While some of the specifics are still unclear, the framework is in place and Beal will be heading west to team up with Kevin Durant, Devin Booker and Deandre Ayton. The Wizards, meanwhile, have officially started a long-awaited rebuild. Let's grade the trade. 

Suns receive

The Suns made what appeared to be their all-in move at the deadline last season when they acquired Durant, but managed to take advantage of the cut-rate price for Beal to add yet another All-Star to the roster. In terms of pure talent, there's no question the Suns got better on Sunday.

Beal has struggled a bit the past two seasons, both with injuries and inconsistent play, but he's just a few years removed from averaging 31.3 points, he scores at all three levels and has grown into a solid playmaker. He'll give the Suns yet another perimeter threat who can feast on open shots and will make life easier for Durant and Booker. All they had to give up was an aging Paul and a little-used role player in Shamet, along with some second-round picks. 

Even if you have some questions about Beal's ability to move the needle, adding him for this price is a no-brainer; in a vacuum, they crushed this trade. The potential cause for concern in Phoenix is some of the ancillary aspects of the deal -- namely their lack of depth and salary cap limitations. 

As of now, the Suns have five players signed for next season: Durant, Booker, Beal, Ayton and Cameron Payne. They will be paying that quintet just under $170M, which puts them well over the salary cap and luxury tax. With their core four all locked into long-term deals, they will be a tax-paying team for years to come just as the new collective bargaining agreement -- which starts this season -- will make that status more prohibitive than ever. 

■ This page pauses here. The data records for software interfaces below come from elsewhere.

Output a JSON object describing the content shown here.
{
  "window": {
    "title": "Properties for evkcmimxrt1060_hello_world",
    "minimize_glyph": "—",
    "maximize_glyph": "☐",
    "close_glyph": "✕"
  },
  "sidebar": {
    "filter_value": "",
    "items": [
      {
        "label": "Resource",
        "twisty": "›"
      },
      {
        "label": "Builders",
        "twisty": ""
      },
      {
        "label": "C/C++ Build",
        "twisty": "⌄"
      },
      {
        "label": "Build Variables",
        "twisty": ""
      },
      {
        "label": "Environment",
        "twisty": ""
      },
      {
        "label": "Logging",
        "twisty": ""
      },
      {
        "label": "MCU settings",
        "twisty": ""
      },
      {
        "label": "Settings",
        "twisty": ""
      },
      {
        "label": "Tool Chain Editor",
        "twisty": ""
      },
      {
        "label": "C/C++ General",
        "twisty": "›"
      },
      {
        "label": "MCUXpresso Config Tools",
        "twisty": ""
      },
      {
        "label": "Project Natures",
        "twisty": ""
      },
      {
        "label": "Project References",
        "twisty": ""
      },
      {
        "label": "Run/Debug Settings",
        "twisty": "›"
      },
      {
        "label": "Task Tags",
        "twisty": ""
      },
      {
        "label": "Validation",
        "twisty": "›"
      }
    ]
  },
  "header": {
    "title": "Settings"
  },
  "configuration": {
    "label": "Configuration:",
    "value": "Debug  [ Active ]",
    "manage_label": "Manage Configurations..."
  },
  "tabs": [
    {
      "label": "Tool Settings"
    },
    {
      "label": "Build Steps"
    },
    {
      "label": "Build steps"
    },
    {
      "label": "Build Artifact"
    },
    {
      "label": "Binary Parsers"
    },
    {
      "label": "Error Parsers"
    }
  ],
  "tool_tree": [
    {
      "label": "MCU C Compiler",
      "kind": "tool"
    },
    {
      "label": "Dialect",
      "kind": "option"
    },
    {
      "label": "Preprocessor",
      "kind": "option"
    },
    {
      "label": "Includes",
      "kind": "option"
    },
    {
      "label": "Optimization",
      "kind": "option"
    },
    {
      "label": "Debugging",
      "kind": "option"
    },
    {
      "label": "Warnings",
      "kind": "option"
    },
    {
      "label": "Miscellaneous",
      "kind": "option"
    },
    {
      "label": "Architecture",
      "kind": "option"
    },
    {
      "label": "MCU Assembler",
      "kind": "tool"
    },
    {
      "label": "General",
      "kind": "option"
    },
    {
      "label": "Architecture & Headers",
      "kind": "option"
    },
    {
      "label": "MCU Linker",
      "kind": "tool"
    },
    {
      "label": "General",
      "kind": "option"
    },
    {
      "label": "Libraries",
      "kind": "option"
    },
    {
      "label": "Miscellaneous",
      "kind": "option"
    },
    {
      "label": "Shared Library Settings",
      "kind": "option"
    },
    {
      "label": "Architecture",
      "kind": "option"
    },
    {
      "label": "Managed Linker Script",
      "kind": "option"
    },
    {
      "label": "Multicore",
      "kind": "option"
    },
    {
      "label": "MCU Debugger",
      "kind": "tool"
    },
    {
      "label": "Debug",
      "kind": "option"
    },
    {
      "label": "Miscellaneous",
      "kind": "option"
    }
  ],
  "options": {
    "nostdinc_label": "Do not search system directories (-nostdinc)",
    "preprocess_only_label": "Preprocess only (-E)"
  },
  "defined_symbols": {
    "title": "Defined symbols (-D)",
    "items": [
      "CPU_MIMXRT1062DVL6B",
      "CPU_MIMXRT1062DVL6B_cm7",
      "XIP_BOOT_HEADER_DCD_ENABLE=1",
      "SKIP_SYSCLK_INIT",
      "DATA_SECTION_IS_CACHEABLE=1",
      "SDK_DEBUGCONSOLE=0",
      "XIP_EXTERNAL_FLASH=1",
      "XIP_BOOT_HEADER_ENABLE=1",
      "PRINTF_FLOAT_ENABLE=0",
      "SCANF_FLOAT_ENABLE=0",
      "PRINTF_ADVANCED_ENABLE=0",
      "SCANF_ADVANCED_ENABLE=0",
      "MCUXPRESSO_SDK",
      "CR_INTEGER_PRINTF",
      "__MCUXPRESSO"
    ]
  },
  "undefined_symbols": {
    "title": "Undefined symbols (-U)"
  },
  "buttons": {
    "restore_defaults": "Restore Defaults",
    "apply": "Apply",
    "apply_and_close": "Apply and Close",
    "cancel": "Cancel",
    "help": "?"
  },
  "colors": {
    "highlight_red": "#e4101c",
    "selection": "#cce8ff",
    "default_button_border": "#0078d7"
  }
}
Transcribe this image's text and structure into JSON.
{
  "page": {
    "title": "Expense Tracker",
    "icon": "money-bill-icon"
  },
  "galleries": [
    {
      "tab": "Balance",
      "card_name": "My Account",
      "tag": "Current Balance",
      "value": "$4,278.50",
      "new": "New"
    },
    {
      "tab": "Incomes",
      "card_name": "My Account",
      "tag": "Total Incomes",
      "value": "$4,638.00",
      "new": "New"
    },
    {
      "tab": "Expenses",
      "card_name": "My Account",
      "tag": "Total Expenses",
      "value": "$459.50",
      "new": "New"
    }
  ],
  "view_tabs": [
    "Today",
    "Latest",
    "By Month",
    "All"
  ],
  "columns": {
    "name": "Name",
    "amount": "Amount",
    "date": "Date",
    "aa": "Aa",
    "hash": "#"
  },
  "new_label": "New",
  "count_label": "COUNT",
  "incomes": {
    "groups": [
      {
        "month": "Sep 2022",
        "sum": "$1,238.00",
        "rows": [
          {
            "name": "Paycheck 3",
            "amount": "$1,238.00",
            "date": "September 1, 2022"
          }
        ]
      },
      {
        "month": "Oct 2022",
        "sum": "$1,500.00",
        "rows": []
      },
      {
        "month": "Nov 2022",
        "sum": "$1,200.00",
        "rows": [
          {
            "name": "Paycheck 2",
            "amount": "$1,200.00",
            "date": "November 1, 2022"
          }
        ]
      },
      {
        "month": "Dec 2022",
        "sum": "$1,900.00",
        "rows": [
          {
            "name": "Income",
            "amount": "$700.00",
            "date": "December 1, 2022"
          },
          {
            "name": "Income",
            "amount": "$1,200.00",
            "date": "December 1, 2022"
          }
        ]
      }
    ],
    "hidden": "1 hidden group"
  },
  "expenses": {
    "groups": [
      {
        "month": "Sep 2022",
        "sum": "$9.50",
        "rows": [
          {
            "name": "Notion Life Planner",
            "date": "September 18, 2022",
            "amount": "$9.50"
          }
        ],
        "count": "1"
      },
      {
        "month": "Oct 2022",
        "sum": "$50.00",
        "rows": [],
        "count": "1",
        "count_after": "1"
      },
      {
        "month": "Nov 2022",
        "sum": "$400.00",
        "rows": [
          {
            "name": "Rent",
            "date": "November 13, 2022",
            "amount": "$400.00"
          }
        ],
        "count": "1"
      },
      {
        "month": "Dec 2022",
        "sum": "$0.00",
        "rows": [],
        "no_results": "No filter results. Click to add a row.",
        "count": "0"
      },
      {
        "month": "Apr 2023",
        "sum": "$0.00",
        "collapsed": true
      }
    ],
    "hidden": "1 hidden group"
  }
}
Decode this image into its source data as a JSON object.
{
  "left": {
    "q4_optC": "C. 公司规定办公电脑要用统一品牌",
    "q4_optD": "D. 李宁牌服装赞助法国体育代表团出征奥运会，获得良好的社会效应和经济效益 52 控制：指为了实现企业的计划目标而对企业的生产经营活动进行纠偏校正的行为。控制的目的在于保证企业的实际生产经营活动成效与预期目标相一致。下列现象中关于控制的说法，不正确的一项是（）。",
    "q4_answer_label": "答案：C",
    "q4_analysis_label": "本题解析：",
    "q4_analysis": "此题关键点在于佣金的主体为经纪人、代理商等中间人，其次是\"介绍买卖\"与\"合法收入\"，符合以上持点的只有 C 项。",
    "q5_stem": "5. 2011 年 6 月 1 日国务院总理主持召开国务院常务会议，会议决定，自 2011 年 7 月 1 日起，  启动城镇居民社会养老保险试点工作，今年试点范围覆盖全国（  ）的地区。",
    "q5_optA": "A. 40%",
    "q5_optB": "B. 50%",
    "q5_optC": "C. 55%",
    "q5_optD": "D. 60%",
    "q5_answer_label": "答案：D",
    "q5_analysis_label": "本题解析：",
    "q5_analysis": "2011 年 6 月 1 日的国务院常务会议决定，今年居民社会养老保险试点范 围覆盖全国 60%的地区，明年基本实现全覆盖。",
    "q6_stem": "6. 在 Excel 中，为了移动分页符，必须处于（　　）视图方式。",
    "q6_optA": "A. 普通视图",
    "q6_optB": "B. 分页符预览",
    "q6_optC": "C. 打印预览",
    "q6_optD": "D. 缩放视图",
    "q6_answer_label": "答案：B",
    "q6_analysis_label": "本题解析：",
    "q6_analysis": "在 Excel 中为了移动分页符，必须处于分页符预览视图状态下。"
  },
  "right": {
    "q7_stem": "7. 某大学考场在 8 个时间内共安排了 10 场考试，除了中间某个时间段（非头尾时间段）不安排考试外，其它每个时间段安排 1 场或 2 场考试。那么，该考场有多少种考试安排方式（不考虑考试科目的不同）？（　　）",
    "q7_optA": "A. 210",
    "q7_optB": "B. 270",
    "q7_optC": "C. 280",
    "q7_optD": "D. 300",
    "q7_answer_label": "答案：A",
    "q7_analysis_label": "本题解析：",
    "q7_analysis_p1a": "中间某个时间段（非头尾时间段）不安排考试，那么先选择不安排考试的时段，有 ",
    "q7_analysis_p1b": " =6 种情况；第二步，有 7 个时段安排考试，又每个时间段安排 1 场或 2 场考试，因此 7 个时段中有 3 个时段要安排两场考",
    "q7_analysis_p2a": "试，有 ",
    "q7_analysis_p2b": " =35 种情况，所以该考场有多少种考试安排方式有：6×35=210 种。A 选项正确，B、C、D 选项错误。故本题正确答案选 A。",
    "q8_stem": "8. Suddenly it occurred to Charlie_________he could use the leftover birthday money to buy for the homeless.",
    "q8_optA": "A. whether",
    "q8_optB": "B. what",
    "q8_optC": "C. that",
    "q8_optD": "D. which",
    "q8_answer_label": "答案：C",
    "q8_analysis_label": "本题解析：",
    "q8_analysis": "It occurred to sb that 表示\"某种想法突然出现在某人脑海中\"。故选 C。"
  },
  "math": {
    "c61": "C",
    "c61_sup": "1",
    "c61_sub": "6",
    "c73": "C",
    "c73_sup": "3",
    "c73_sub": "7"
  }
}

The Suns will be severely limited as they look to fill out the rest of their roster or potentially make trades in the future, and new owner Mat Ishbia will have to pay significant tax penalties. All of that is worth it  if you win a title, of course, but whether Beal is enough to get them over that hump remains to be seen. The offense is going to be awesome, but defense and depth remain concerns. 

Whatever happens, you certainly can't accuse the Suns of not trying. 

Grade: B

Wizards receive

  • Chris Paul
  • Landry Shamet
  • Multiple second-round picks
  • Multiple pick-swaps

Beal had a no-trade clause and one of the worst contracts in the league, but even so, this is a shocking return for the Wizards, who essentially just salary dumped a 29-year-old three-time All-Star. Even if they're able to re-route Paul to a third team and add some extra assets this is brutal. They couldn't even get a draft pick worth getting excited about! The biggest takeaway from this deal is just how many mistakes the Wizards have made in recent years, specifically in regards to Beal. Not only did they cling on to him in the hopes of maintaining some semblance of relevance -- for which they were rewarded with one playoff appearance -- they gave him a max extension and threw in a no-trade clause for some reason. Now, they were forced to give him away for nothing and will start a rebuild the year after a generational prospect enters the league. 

There's really not much else to say here. Washington has needed a reset for a while, but this is not the way that anyone would have hoped for it to begin. This has to be an extremely frustrating day for Wizards fans, and probably many in the new front office as well. 

Grade: D